Please report every line from the material that contains the word "JSON".

-- Opening Marker --

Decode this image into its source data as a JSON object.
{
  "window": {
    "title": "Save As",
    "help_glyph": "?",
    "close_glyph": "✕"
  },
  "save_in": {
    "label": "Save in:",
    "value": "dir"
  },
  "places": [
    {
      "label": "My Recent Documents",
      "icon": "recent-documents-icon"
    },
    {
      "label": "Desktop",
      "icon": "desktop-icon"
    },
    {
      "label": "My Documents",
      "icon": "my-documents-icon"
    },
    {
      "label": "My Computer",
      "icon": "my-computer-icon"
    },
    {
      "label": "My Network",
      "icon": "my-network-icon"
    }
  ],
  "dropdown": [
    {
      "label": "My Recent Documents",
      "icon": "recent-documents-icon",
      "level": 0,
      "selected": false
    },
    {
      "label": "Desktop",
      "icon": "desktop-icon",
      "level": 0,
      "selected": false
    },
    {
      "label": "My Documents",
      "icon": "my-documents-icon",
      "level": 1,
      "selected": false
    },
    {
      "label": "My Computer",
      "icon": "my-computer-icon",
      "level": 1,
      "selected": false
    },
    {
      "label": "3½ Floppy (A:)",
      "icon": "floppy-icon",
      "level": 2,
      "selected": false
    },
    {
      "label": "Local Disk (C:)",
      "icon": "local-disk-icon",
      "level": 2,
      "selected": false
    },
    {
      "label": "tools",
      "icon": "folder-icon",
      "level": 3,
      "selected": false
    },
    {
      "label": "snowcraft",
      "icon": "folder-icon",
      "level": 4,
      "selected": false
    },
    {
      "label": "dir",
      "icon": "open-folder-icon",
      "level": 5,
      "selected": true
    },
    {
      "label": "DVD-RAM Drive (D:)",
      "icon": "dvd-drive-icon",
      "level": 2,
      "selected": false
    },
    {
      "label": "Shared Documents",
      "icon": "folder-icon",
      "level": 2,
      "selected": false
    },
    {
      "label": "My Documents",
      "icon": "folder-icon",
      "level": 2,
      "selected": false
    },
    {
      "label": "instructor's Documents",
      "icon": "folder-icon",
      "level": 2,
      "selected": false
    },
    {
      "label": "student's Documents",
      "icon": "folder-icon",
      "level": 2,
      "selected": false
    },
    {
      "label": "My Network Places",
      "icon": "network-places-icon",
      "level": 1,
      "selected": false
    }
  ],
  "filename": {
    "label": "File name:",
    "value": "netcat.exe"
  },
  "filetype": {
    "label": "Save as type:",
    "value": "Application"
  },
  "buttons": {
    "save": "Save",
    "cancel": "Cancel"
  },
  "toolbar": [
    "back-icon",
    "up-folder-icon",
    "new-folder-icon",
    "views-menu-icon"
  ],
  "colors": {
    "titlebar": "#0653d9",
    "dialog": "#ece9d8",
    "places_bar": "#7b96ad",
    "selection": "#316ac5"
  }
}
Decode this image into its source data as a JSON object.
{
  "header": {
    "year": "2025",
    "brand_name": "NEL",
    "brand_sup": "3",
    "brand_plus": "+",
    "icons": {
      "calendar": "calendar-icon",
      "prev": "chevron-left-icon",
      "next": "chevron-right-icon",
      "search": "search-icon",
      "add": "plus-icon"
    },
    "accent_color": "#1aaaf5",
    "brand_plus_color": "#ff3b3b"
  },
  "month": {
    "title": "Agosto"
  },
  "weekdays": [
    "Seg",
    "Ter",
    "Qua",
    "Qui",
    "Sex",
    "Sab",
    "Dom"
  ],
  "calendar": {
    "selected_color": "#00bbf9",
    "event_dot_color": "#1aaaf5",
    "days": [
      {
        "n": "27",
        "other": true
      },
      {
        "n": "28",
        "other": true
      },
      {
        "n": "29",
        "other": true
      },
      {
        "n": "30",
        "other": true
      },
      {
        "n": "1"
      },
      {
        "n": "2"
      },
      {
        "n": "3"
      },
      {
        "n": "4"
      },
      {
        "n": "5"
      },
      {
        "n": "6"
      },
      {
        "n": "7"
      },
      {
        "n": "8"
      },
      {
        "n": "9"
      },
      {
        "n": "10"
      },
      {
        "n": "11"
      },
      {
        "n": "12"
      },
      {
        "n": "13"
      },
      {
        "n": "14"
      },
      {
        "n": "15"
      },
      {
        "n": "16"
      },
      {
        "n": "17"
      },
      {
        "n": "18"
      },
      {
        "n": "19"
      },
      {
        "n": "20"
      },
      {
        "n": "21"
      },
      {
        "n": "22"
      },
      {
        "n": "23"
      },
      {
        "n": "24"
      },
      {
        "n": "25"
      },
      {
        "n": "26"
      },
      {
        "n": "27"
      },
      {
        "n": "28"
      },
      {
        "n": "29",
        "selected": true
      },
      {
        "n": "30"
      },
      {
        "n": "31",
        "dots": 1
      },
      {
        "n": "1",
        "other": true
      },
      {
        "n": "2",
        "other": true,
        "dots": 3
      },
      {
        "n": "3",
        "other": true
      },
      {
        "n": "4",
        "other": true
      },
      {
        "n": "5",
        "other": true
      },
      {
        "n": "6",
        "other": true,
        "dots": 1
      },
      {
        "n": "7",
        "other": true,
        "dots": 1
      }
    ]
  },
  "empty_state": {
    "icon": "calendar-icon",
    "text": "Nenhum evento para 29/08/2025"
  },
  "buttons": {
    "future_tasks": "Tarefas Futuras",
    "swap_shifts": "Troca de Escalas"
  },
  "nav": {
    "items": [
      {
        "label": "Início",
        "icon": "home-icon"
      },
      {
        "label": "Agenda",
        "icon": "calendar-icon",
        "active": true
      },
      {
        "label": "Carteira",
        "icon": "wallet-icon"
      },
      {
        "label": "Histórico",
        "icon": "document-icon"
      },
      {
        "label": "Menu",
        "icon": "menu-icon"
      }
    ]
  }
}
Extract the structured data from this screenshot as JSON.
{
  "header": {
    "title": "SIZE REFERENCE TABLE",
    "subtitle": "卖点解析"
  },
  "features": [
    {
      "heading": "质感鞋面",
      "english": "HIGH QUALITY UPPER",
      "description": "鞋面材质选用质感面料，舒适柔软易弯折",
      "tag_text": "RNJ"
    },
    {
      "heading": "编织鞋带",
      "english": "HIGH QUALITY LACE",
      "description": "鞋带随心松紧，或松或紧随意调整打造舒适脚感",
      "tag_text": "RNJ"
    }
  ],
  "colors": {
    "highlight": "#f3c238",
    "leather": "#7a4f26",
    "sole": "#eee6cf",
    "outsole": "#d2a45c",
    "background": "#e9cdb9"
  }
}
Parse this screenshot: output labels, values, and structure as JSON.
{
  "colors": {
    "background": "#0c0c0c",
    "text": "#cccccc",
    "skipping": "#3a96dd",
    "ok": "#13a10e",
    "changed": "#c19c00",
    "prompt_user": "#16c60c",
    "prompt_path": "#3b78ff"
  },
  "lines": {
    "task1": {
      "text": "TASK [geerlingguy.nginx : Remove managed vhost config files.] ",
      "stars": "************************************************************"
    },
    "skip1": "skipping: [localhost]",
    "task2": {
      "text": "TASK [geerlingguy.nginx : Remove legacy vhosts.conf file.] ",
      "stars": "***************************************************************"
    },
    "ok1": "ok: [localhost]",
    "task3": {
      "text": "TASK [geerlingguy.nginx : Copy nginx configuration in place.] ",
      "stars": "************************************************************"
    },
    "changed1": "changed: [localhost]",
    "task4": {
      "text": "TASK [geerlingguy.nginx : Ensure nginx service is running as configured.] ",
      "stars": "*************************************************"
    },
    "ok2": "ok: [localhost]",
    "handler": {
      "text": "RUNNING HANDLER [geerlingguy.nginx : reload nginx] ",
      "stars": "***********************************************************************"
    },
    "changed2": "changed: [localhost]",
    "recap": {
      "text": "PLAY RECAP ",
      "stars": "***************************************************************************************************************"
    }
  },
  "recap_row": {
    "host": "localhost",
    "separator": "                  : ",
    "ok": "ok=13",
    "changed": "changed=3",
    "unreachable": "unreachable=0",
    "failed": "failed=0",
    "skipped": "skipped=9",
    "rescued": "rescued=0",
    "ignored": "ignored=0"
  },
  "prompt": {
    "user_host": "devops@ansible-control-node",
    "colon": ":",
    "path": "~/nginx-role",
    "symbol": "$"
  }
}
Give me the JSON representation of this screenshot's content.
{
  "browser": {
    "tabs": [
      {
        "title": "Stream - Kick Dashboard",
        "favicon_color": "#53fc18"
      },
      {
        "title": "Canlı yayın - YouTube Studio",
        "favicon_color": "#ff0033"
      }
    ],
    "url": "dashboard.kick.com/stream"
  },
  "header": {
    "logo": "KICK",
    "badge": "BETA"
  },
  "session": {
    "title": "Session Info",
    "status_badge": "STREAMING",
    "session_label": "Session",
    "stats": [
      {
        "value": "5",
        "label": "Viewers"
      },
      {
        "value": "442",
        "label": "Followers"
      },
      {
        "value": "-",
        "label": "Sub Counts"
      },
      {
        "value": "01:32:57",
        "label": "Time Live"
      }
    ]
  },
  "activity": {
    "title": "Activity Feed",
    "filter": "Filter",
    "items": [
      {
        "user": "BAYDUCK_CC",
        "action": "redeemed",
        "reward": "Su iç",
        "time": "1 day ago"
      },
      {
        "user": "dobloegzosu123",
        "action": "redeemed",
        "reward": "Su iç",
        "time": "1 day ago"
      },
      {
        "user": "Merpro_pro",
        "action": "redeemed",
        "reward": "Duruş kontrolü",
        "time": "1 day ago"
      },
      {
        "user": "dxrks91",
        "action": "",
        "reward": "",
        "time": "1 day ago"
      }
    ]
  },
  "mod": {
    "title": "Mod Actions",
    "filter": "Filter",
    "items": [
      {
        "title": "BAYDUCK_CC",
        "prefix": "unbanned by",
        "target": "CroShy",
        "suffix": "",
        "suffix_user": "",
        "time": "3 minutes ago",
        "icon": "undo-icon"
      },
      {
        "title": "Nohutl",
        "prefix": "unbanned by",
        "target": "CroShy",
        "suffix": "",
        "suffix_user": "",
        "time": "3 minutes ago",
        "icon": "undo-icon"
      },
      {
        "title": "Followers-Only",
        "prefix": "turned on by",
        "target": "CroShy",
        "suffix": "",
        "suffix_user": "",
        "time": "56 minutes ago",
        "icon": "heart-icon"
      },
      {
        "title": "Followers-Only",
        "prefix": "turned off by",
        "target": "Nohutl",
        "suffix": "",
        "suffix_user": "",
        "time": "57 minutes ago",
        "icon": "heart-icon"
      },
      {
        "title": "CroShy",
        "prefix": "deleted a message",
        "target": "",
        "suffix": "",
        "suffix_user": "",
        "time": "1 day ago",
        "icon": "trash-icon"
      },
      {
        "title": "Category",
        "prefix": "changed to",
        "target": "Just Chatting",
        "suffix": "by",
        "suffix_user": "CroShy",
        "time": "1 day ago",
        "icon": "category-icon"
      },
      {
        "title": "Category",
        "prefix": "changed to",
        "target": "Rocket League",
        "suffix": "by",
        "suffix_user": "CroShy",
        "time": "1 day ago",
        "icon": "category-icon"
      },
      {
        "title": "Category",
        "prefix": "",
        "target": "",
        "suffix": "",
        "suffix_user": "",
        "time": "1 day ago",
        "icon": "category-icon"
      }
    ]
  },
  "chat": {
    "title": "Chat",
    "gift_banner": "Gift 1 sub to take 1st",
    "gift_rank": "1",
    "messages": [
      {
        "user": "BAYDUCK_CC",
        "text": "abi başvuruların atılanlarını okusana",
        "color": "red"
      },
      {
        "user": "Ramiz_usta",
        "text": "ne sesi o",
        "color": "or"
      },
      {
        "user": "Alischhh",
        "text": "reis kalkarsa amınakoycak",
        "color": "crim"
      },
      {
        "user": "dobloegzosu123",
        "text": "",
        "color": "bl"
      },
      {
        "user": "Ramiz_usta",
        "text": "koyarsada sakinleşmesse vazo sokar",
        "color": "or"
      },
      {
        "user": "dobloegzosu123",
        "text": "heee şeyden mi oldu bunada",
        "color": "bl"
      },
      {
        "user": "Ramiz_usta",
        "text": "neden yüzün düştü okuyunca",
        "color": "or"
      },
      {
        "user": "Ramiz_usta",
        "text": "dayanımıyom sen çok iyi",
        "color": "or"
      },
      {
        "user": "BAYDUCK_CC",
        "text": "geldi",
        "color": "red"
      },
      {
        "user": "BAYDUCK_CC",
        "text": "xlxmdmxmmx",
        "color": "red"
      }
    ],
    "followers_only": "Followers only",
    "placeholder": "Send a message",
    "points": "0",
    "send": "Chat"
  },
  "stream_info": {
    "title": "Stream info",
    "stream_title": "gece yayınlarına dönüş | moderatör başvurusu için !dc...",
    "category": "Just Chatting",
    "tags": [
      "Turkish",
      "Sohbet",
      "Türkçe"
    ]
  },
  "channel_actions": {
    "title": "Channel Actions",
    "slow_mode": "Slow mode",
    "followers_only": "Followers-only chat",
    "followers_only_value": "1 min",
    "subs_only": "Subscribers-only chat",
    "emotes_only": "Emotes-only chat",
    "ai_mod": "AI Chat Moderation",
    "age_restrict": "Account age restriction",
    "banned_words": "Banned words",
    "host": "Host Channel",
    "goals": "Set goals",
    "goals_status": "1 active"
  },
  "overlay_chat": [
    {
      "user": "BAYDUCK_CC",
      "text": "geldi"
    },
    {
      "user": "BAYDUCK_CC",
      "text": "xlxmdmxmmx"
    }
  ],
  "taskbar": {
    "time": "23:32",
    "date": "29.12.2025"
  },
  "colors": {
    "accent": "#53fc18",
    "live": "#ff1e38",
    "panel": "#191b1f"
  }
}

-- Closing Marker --

THE COMPLETED TASK
Decode this image into its source data as a JSON object.
Decode this image into its source data as a JSON object.
Extract the structured data from this screenshot as JSON.
Parse this screenshot: output labels, values, and structure as JSON.
Give me the JSON representation of this screenshot's content.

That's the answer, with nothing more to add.